Interface dataset entries:
+ + +
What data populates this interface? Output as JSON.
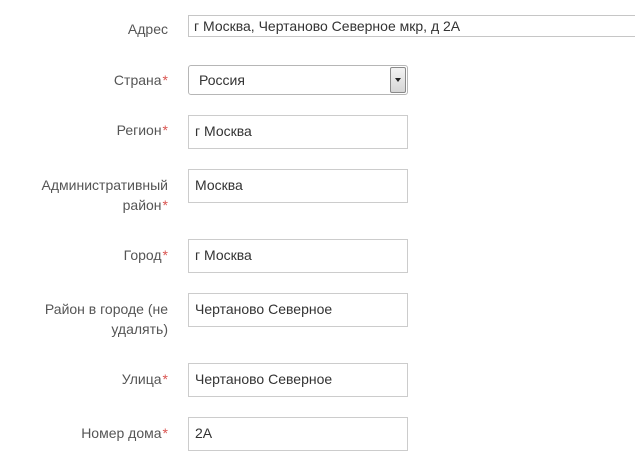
{
  "form": {
    "address": {
      "label": "Адрес",
      "value": "г Москва, Чертаново Северное мкр, д 2А"
    },
    "country": {
      "label": "Страна",
      "required_mark": "*",
      "selected": "Россия"
    },
    "region": {
      "label": "Регион",
      "required_mark": "*",
      "value": "г Москва"
    },
    "admin_district": {
      "label_line1": "Административный",
      "label_line2": "район",
      "required_mark": "*",
      "value": "Москва"
    },
    "city": {
      "label": "Город",
      "required_mark": "*",
      "value": "г Москва"
    },
    "city_district": {
      "label_line1": "Район в городе (не",
      "label_line2": "удалять)",
      "value": "Чертаново Северное"
    },
    "street": {
      "label": "Улица",
      "required_mark": "*",
      "value": "Чертаново Северное"
    },
    "house_number": {
      "label": "Номер дома",
      "required_mark": "*",
      "value": "2А"
    }
  },
  "colors": {
    "required": "#d9534f",
    "label_text": "#555555",
    "input_border": "#cccccc"
  }
}
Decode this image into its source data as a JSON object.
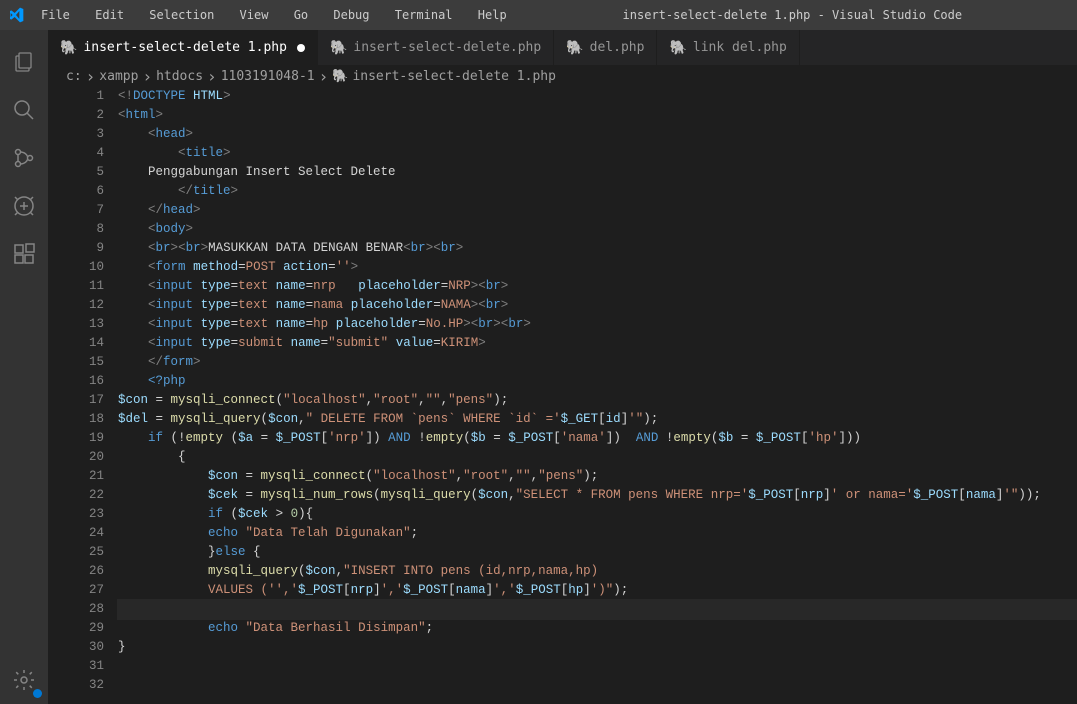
{
  "titlebar": {
    "menu": [
      "File",
      "Edit",
      "Selection",
      "View",
      "Go",
      "Debug",
      "Terminal",
      "Help"
    ],
    "title": "insert-select-delete 1.php - Visual Studio Code"
  },
  "tabs": [
    {
      "label": "insert-select-delete 1.php",
      "active": true,
      "dirty": true
    },
    {
      "label": "insert-select-delete.php",
      "active": false,
      "dirty": false
    },
    {
      "label": "del.php",
      "active": false,
      "dirty": false
    },
    {
      "label": "link del.php",
      "active": false,
      "dirty": false
    }
  ],
  "breadcrumb": {
    "p1": "c:",
    "p2": "xampp",
    "p3": "htdocs",
    "p4": "1103191048-1",
    "p5": "insert-select-delete 1.php"
  },
  "lines": [
    "1",
    "2",
    "3",
    "4",
    "5",
    "6",
    "7",
    "8",
    "9",
    "10",
    "11",
    "12",
    "13",
    "14",
    "15",
    "16",
    "17",
    "18",
    "19",
    "20",
    "21",
    "22",
    "23",
    "24",
    "25",
    "26",
    "27",
    "28",
    "29",
    "30",
    "31",
    "32"
  ]
}
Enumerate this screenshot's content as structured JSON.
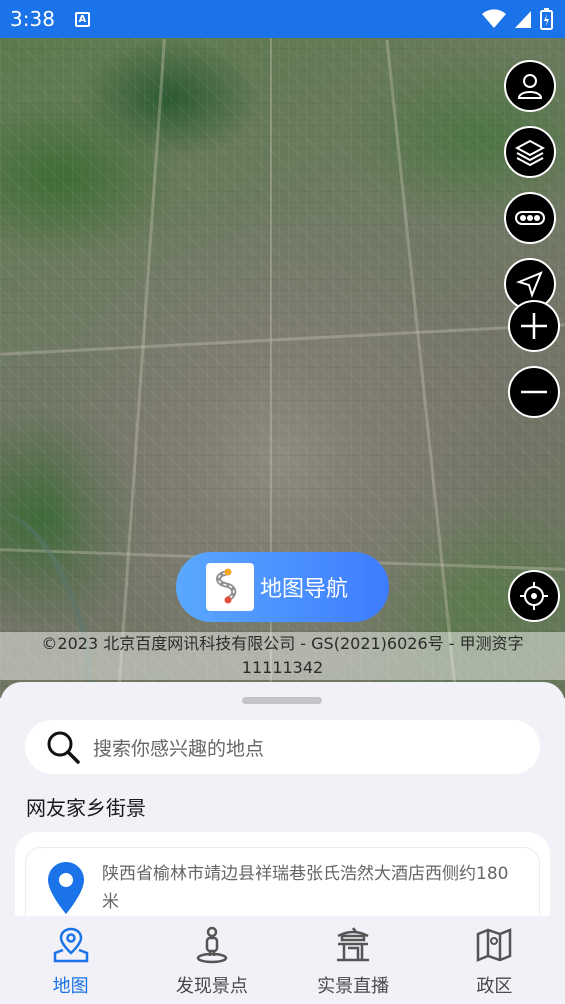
{
  "status_bar": {
    "time": "3:38",
    "notification_icon": "A"
  },
  "map": {
    "nav_button_label": "地图导航",
    "copyright_line1": "©2023 北京百度网讯科技有限公司 - GS(2021)6026号 - 甲测资字",
    "copyright_line2": "11111342",
    "controls": [
      "user-icon",
      "layers-icon",
      "traffic-icon",
      "compass-icon",
      "zoom-in-icon",
      "zoom-out-icon",
      "locate-icon"
    ]
  },
  "sheet": {
    "search_placeholder": "搜索你感兴趣的地点",
    "section_title": "网友家乡街景",
    "card": {
      "address": "陕西省榆林市靖边县祥瑞巷张氏浩然大酒店西侧约180米"
    }
  },
  "bottom_nav": {
    "items": [
      {
        "label": "地图",
        "icon": "map-pin-icon",
        "active": true
      },
      {
        "label": "发现景点",
        "icon": "person-icon",
        "active": false
      },
      {
        "label": "实景直播",
        "icon": "pavilion-icon",
        "active": false
      },
      {
        "label": "政区",
        "icon": "region-map-icon",
        "active": false
      }
    ]
  },
  "colors": {
    "accent": "#1a73e8",
    "pill_start": "#5aa8ff",
    "pill_end": "#3d7cff"
  }
}
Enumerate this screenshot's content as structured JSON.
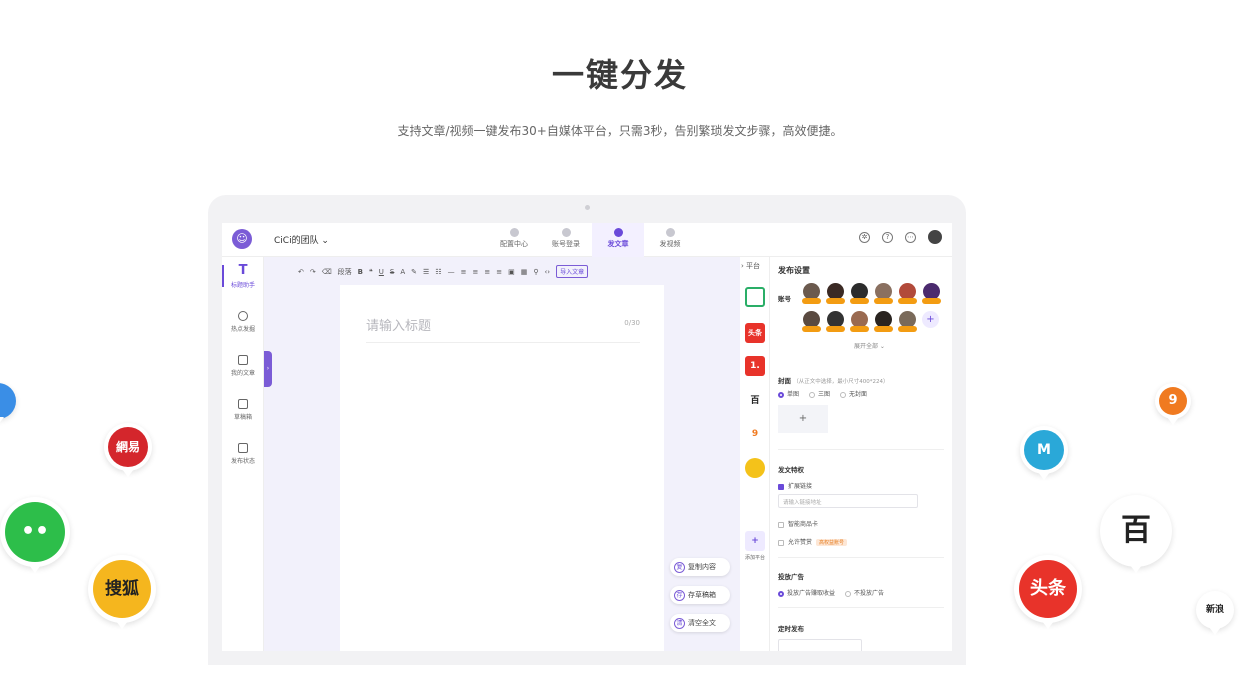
{
  "hero": {
    "title": "一键分发",
    "subtitle": "支持文章/视频一键发布30+自媒体平台，只需3秒，告别繁琐发文步骤，高效便捷。"
  },
  "app": {
    "team": "CiCi的团队 ⌄",
    "tabs": [
      "配置中心",
      "账号登录",
      "发文章",
      "发视频"
    ],
    "active_tab": "发文章",
    "left_nav": [
      "标题助手",
      "热点发掘",
      "我的文章",
      "草稿箱",
      "发布状态"
    ],
    "toolbar_paragraph": "段落",
    "import_label": "导入文章",
    "editor": {
      "title_placeholder": "请输入标题",
      "title_count": "0/30"
    },
    "side_buttons": [
      "复制内容",
      "存草稿箱",
      "清空全文"
    ],
    "side_button_icons": [
      "复",
      "存",
      "清"
    ],
    "platforms_header": "平台",
    "platforms": [
      {
        "name": "wechat-platform",
        "label": "",
        "color": "#2aae67"
      },
      {
        "name": "toutiao-platform",
        "label": "头条",
        "color": "#e8332a"
      },
      {
        "name": "yidian-platform",
        "label": "1.",
        "color": "#e8332a"
      },
      {
        "name": "baijiahao-platform",
        "label": "百",
        "color": "#222222"
      },
      {
        "name": "sohu-platform",
        "label": "9",
        "color": "#f07a20"
      },
      {
        "name": "qq-platform",
        "label": "",
        "color": "#f4c21a"
      }
    ],
    "add_platform_label": "添加平台",
    "settings": {
      "title": "发布设置",
      "account_label": "账号",
      "expand_all": "展开全部 ⌄",
      "cover_label": "封面",
      "cover_hint": "（从正文中选择，最小尺寸400*224）",
      "cover_options": [
        "单图",
        "三图",
        "无封面"
      ],
      "perk_label": "发文特权",
      "extend_link": "扩展链接",
      "link_placeholder": "请输入链接地址",
      "smart_card": "智能商品卡",
      "allow_tip": "允许赞赏",
      "tip_badge": "高权益账号",
      "ad_label": "投放广告",
      "ad_options": [
        "投放广告赚取收益",
        "不投放广告"
      ],
      "schedule_label": "定时发布"
    }
  },
  "colors": {
    "accent": "#6a4ad9",
    "title": "#3a3a3a"
  }
}
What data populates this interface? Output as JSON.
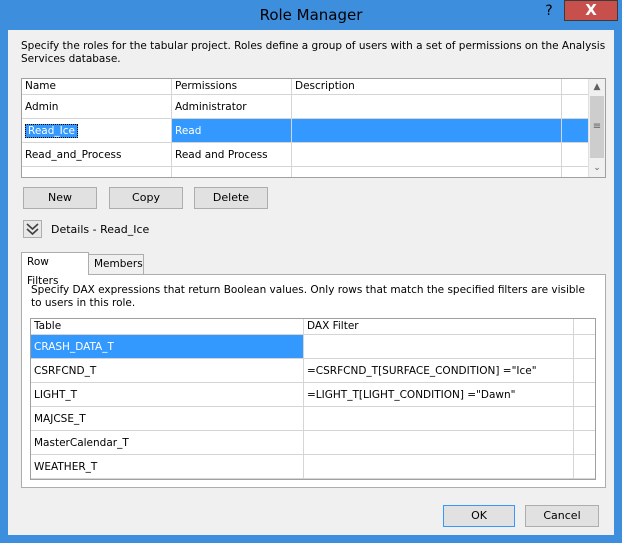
{
  "window": {
    "title": "Role Manager",
    "help_glyph": "?",
    "close_glyph": "X"
  },
  "instruction": "Specify the roles for the tabular project. Roles define a group of users with a set of permissions on the Analysis Services database.",
  "roles_grid": {
    "columns": [
      "Name",
      "Permissions",
      "Description"
    ],
    "rows": [
      {
        "name": "Admin",
        "permissions": "Administrator",
        "description": ""
      },
      {
        "name": "Read_Ice",
        "permissions": "Read",
        "description": ""
      },
      {
        "name": "Read_and_Process",
        "permissions": "Read and Process",
        "description": ""
      }
    ],
    "selected_row": 1
  },
  "buttons": {
    "new": "New",
    "copy": "Copy",
    "delete": "Delete",
    "ok": "OK",
    "cancel": "Cancel"
  },
  "details": {
    "label": "Details - Read_Ice"
  },
  "tabs": [
    {
      "label": "Row Filters",
      "active": true
    },
    {
      "label": "Members",
      "active": false
    }
  ],
  "row_filters": {
    "instruction": "Specify DAX expressions that return Boolean values. Only rows that match the specified filters are visible to users in this role.",
    "columns": [
      "Table",
      "DAX Filter"
    ],
    "rows": [
      {
        "table": "CRASH_DATA_T",
        "filter": ""
      },
      {
        "table": "CSRFCND_T",
        "filter": "=CSRFCND_T[SURFACE_CONDITION] =\"Ice\""
      },
      {
        "table": "LIGHT_T",
        "filter": "=LIGHT_T[LIGHT_CONDITION] =\"Dawn\""
      },
      {
        "table": "MAJCSE_T",
        "filter": ""
      },
      {
        "table": "MasterCalendar_T",
        "filter": ""
      },
      {
        "table": "WEATHER_T",
        "filter": ""
      }
    ],
    "selected_row": 0
  },
  "colors": {
    "title_bar": "#3e8ede",
    "close_button": "#c7504c",
    "selection": "#3399ff",
    "dialog_bg": "#f0f0f0"
  }
}
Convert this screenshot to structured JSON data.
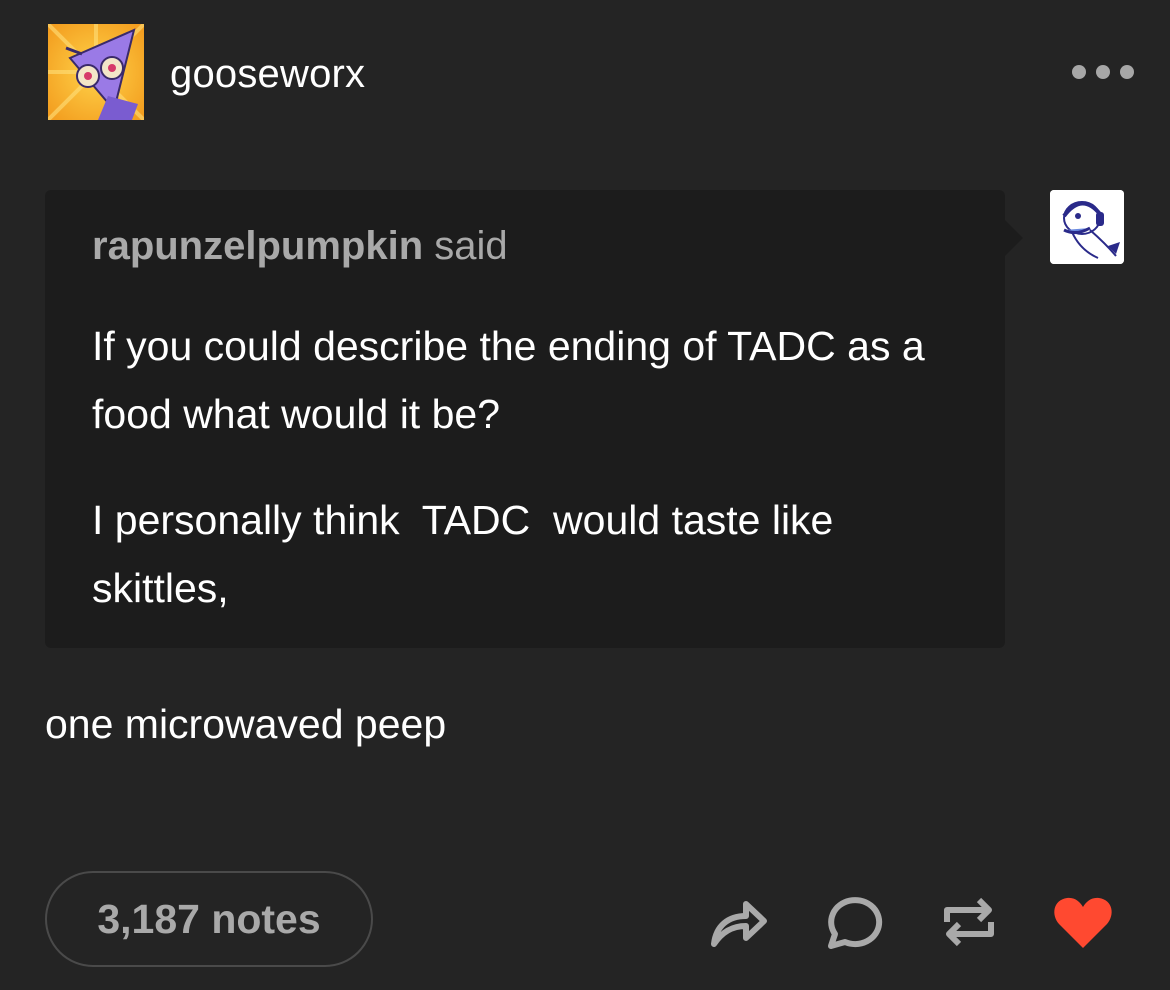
{
  "post": {
    "blog_name": "gooseworx",
    "avatar_icon": "triangle-character-avatar-icon",
    "more_icon": "ellipsis-icon"
  },
  "ask": {
    "asker": "rapunzelpumpkin",
    "said_label": "said",
    "asker_avatar_icon": "white-character-headset-avatar-icon",
    "paragraphs": [
      "If you could describe the ending of TADC as a food what would it be?",
      "I personally think  TADC  would taste like skittles,"
    ]
  },
  "answer": {
    "text": "one microwaved peep"
  },
  "footer": {
    "notes_label": "3,187 notes",
    "actions": [
      {
        "name": "share-icon"
      },
      {
        "name": "reply-icon"
      },
      {
        "name": "reblog-icon"
      },
      {
        "name": "like-icon",
        "color": "#ff4930"
      }
    ]
  },
  "colors": {
    "background": "#242424",
    "quote_background": "#1c1c1c",
    "muted_text": "#a9a9a9",
    "like_red": "#ff4930"
  }
}
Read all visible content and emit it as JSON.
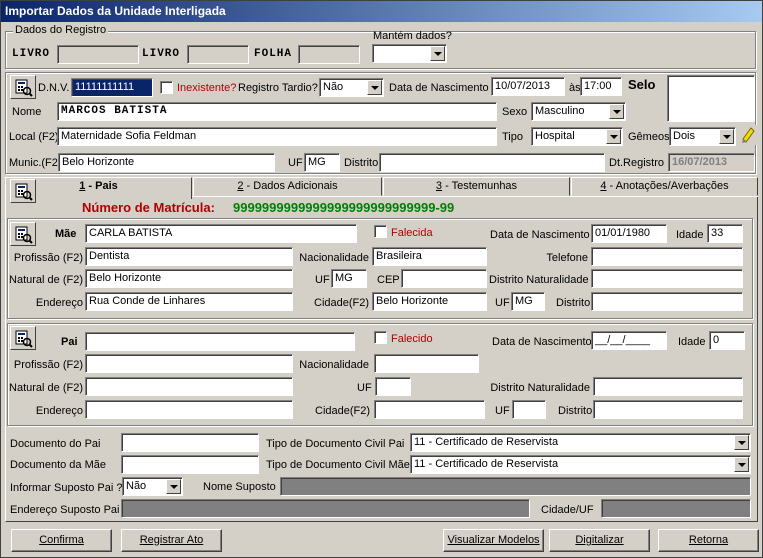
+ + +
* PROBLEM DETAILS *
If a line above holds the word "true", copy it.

* WRITTEN RESPONSE *
      "active": true,
      "dirty": true
        "active": true
      "active": true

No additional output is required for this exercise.